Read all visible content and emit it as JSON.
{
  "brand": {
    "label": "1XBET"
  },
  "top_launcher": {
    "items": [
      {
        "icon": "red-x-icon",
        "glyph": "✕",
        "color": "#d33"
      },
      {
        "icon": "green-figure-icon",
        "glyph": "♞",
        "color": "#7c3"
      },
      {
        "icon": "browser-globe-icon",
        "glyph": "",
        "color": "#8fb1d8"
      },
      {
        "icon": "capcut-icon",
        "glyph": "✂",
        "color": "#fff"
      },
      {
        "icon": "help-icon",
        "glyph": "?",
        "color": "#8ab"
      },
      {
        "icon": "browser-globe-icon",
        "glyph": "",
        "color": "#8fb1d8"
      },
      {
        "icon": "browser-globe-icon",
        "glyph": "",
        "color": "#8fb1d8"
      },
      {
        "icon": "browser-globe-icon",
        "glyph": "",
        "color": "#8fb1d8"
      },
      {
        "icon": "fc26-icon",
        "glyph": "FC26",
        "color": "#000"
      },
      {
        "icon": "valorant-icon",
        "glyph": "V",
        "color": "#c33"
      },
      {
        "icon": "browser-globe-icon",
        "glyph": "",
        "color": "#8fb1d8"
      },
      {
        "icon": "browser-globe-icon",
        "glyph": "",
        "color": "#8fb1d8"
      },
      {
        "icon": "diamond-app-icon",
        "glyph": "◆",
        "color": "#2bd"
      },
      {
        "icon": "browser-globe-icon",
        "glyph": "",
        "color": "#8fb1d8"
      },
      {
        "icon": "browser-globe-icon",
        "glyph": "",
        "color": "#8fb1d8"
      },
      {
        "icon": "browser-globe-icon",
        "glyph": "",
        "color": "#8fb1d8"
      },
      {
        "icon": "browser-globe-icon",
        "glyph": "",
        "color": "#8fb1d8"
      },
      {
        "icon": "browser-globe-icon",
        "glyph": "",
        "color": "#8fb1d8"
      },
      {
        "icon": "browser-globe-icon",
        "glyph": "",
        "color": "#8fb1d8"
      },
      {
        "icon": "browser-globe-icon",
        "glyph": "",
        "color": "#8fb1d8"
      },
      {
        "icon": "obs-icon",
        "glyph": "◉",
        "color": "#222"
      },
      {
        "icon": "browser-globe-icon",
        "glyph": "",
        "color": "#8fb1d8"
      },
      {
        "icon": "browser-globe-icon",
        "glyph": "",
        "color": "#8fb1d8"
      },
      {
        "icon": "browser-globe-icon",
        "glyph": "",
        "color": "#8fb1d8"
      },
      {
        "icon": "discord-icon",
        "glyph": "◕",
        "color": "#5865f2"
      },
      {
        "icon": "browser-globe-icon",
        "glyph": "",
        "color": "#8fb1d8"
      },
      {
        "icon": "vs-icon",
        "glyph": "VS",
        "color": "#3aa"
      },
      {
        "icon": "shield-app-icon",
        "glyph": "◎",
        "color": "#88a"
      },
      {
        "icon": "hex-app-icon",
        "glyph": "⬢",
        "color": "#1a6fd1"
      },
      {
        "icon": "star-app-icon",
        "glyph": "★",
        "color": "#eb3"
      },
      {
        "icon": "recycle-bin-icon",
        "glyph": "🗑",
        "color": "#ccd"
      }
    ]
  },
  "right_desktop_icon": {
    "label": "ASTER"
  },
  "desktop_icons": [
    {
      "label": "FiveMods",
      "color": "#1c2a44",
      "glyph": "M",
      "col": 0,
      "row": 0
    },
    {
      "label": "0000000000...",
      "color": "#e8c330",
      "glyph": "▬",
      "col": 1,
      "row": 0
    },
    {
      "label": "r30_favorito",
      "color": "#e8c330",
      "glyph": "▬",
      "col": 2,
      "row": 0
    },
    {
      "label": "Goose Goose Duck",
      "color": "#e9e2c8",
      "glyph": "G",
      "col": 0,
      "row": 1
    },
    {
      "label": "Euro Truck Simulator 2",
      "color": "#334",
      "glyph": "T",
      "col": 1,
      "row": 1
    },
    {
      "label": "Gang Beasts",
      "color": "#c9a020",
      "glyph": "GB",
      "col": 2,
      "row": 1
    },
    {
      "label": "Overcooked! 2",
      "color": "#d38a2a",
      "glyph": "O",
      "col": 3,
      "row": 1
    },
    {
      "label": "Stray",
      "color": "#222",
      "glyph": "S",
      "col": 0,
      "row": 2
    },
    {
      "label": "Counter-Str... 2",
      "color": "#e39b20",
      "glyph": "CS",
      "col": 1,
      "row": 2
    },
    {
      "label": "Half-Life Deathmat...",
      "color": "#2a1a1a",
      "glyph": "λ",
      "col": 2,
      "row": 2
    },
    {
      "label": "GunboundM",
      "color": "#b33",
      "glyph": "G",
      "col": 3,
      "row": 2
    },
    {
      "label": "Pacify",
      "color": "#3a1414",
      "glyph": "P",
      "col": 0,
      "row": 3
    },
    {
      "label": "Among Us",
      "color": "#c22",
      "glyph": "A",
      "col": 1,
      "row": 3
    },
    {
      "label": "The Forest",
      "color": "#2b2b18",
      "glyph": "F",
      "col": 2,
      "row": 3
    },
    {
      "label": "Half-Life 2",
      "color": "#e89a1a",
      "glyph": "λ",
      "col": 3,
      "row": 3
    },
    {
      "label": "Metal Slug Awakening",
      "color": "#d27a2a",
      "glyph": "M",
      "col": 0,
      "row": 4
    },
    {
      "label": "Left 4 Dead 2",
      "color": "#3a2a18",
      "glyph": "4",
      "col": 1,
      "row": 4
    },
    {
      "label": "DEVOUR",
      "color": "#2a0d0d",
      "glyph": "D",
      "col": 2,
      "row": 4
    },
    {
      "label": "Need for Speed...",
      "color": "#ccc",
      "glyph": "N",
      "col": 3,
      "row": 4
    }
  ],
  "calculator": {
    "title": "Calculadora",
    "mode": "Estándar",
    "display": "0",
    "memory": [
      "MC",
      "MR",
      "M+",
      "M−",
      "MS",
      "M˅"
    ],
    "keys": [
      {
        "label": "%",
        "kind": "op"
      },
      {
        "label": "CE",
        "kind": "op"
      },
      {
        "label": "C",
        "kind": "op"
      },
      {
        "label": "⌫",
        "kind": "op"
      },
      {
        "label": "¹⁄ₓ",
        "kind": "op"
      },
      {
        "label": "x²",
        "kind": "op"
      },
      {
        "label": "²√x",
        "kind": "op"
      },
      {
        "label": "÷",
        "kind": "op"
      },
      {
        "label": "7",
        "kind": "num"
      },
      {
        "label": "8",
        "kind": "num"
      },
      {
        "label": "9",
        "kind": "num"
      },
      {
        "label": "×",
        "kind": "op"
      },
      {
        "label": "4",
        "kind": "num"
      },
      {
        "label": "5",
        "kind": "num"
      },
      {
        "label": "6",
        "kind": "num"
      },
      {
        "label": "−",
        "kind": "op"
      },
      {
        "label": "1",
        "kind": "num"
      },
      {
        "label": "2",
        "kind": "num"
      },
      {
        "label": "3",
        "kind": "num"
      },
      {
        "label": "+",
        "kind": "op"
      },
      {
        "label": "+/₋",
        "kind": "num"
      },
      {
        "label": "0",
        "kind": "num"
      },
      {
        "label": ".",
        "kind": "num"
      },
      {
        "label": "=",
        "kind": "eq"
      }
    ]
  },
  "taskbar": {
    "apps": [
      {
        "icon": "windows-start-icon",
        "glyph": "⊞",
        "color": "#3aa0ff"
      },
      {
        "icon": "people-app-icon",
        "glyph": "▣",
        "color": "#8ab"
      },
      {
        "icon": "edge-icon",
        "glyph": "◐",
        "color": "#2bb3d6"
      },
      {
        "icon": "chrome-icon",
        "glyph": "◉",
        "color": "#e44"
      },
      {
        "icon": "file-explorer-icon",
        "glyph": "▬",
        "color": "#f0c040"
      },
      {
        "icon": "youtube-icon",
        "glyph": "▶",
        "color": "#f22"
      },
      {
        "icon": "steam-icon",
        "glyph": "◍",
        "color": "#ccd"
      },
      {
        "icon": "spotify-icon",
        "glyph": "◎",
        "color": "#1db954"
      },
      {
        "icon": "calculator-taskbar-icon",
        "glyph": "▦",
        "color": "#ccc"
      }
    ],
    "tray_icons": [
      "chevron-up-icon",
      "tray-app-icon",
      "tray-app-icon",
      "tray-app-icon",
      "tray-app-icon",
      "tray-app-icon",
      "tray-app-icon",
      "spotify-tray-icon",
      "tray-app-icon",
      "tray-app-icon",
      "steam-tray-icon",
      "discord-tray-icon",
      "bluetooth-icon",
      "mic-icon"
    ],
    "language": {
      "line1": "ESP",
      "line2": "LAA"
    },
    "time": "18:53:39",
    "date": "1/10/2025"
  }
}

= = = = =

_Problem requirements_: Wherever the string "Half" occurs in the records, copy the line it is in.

_Task solution_:
      "label": "Half-Life Deathmat...",
      "label": "Half-Life 2",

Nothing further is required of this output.